YOUR INSTRUCTIONS:
Verbatim copy without images: return all of the data as it stands.

[Data records for software interfaces]
+ + +

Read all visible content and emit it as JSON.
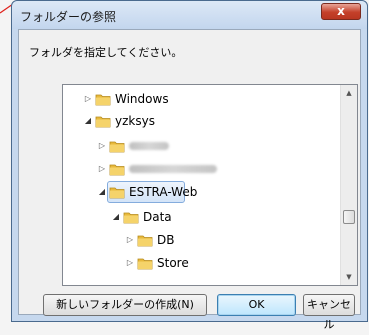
{
  "window": {
    "title": "フォルダーの参照",
    "close_label": "x"
  },
  "instruction": "フォルダを指定してください。",
  "tree": {
    "items": [
      {
        "label": "Windows",
        "expanded": false
      },
      {
        "label": "yzksys",
        "expanded": true
      },
      {
        "label": "",
        "expanded": false,
        "obscured": true
      },
      {
        "label": "",
        "expanded": false,
        "obscured": true
      },
      {
        "label": "ESTRA-Web",
        "expanded": true,
        "selected": true
      },
      {
        "label": "Data",
        "expanded": true
      },
      {
        "label": "DB",
        "expanded": false
      },
      {
        "label": "Store",
        "expanded": false
      }
    ]
  },
  "buttons": {
    "new_folder": "新しいフォルダーの作成(N)",
    "ok": "OK",
    "cancel": "キャンセル"
  },
  "colors": {
    "title_close": "#c4402a",
    "folder": "#e8b93c",
    "selection_border": "#84acdd",
    "annotation_mark": "#e0201a"
  }
}
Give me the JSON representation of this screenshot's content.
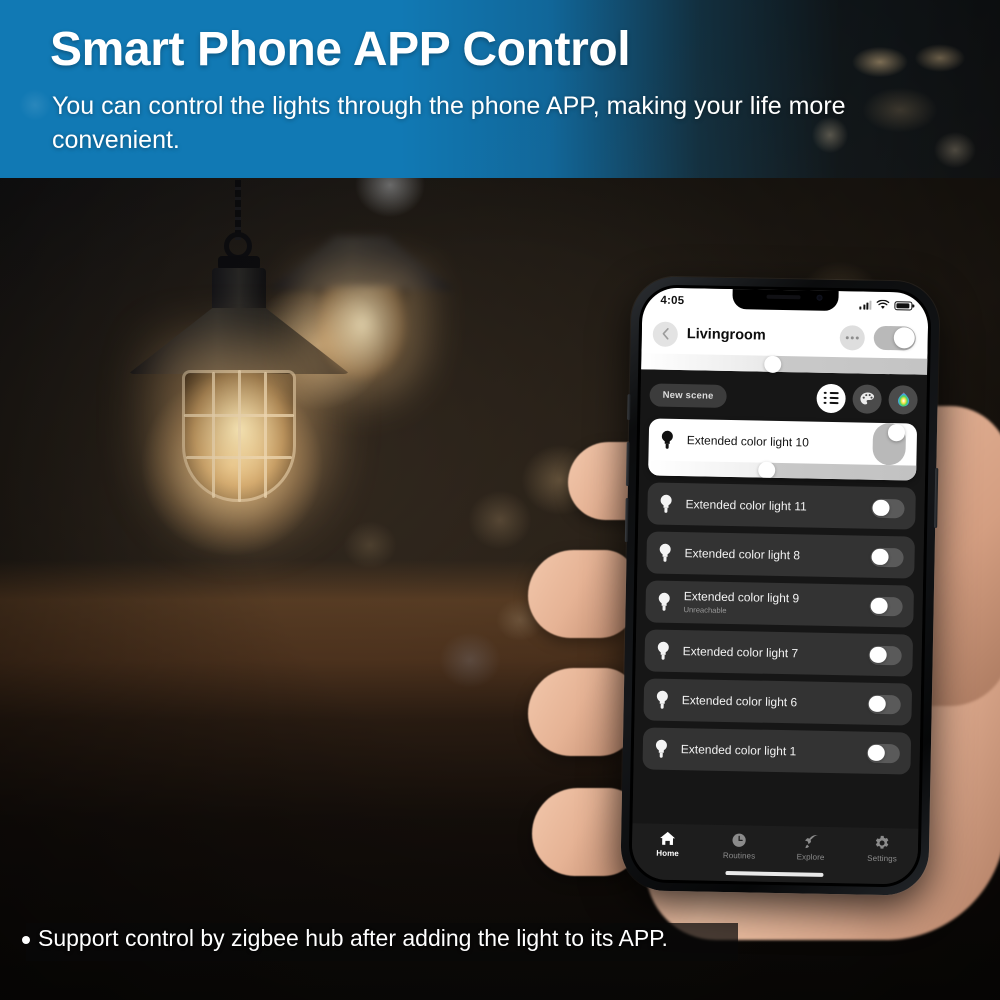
{
  "banner": {
    "title": "Smart Phone APP Control",
    "subtitle": "You can control the lights through the phone APP, making your life more convenient.",
    "bg_color_left": "#1179b4"
  },
  "caption": {
    "bullet_text": "Support control by zigbee hub after adding the light to its APP."
  },
  "phone": {
    "status_bar": {
      "time": "4:05",
      "signal_icon": "signal-bars-icon",
      "wifi_icon": "wifi-icon",
      "battery_icon": "battery-icon"
    },
    "header": {
      "back_icon": "chevron-left-icon",
      "title": "Livingroom",
      "overflow_icon": "more-dots-icon",
      "master_toggle_state": "on",
      "brightness_percent": 45
    },
    "scene_row": {
      "new_scene_label": "New scene",
      "actions": [
        {
          "name": "list-view-icon",
          "active": true
        },
        {
          "name": "palette-icon",
          "active": false
        },
        {
          "name": "color-picker-icon",
          "active": false
        }
      ]
    },
    "lights": [
      {
        "name": "Extended color light 10",
        "status": "",
        "toggle": "on",
        "brightness_percent": 45
      },
      {
        "name": "Extended color light 11",
        "status": "",
        "toggle": "off"
      },
      {
        "name": "Extended color light 8",
        "status": "",
        "toggle": "off"
      },
      {
        "name": "Extended color light 9",
        "status": "Unreachable",
        "toggle": "off"
      },
      {
        "name": "Extended color light 7",
        "status": "",
        "toggle": "off"
      },
      {
        "name": "Extended color light 6",
        "status": "",
        "toggle": "off"
      },
      {
        "name": "Extended color light 1",
        "status": "",
        "toggle": "off"
      }
    ],
    "tabs": [
      {
        "label": "Home",
        "icon": "home-icon",
        "active": true
      },
      {
        "label": "Routines",
        "icon": "clock-icon",
        "active": false
      },
      {
        "label": "Explore",
        "icon": "rocket-icon",
        "active": false
      },
      {
        "label": "Settings",
        "icon": "gear-icon",
        "active": false
      }
    ]
  }
}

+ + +

RESULT OF THIS EXERCISE:
Read all visible content and emit it as JSON.
{
  "window": {
    "title": "フォルダーの参照",
    "close_label": "x"
  },
  "instruction": "フォルダを指定してください。",
  "tree": {
    "items": [
      {
        "label": "Windows",
        "expanded": false
      },
      {
        "label": "yzksys",
        "expanded": true
      },
      {
        "label": "",
        "expanded": false,
        "obscured": true
      },
      {
        "label": "",
        "expanded": false,
        "obscured": true
      },
      {
        "label": "ESTRA-Web",
        "expanded": true,
        "selected": true
      },
      {
        "label": "Data",
        "expanded": true
      },
      {
        "label": "DB",
        "expanded": false
      },
      {
        "label": "Store",
        "expanded": false
      }
    ]
  },
  "buttons": {
    "new_folder": "新しいフォルダーの作成(N)",
    "ok": "OK",
    "cancel": "キャンセル"
  },
  "colors": {
    "title_close": "#c4402a",
    "folder": "#e8b93c",
    "selection_border": "#84acdd",
    "annotation_mark": "#e0201a"
  }
}
Give me the JSON representation of this screenshot's content.
{
  "banner": {
    "title": "Smart Phone APP Control",
    "subtitle": "You can control the lights through the phone APP, making your life more convenient.",
    "bg_color_left": "#1179b4"
  },
  "caption": {
    "bullet_text": "Support control by zigbee hub after adding the light to its APP."
  },
  "phone": {
    "status_bar": {
      "time": "4:05",
      "signal_icon": "signal-bars-icon",
      "wifi_icon": "wifi-icon",
      "battery_icon": "battery-icon"
    },
    "header": {
      "back_icon": "chevron-left-icon",
      "title": "Livingroom",
      "overflow_icon": "more-dots-icon",
      "master_toggle_state": "on",
      "brightness_percent": 45
    },
    "scene_row": {
      "new_scene_label": "New scene",
      "actions": [
        {
          "name": "list-view-icon",
          "active": true
        },
        {
          "name": "palette-icon",
          "active": false
        },
        {
          "name": "color-picker-icon",
          "active": false
        }
      ]
    },
    "lights": [
      {
        "name": "Extended color light 10",
        "status": "",
        "toggle": "on",
        "brightness_percent": 45
      },
      {
        "name": "Extended color light 11",
        "status": "",
        "toggle": "off"
      },
      {
        "name": "Extended color light 8",
        "status": "",
        "toggle": "off"
      },
      {
        "name": "Extended color light 9",
        "status": "Unreachable",
        "toggle": "off"
      },
      {
        "name": "Extended color light 7",
        "status": "",
        "toggle": "off"
      },
      {
        "name": "Extended color light 6",
        "status": "",
        "toggle": "off"
      },
      {
        "name": "Extended color light 1",
        "status": "",
        "toggle": "off"
      }
    ],
    "tabs": [
      {
        "label": "Home",
        "icon": "home-icon",
        "active": true
      },
      {
        "label": "Routines",
        "icon": "clock-icon",
        "active": false
      },
      {
        "label": "Explore",
        "icon": "rocket-icon",
        "active": false
      },
      {
        "label": "Settings",
        "icon": "gear-icon",
        "active": false
      }
    ]
  }
}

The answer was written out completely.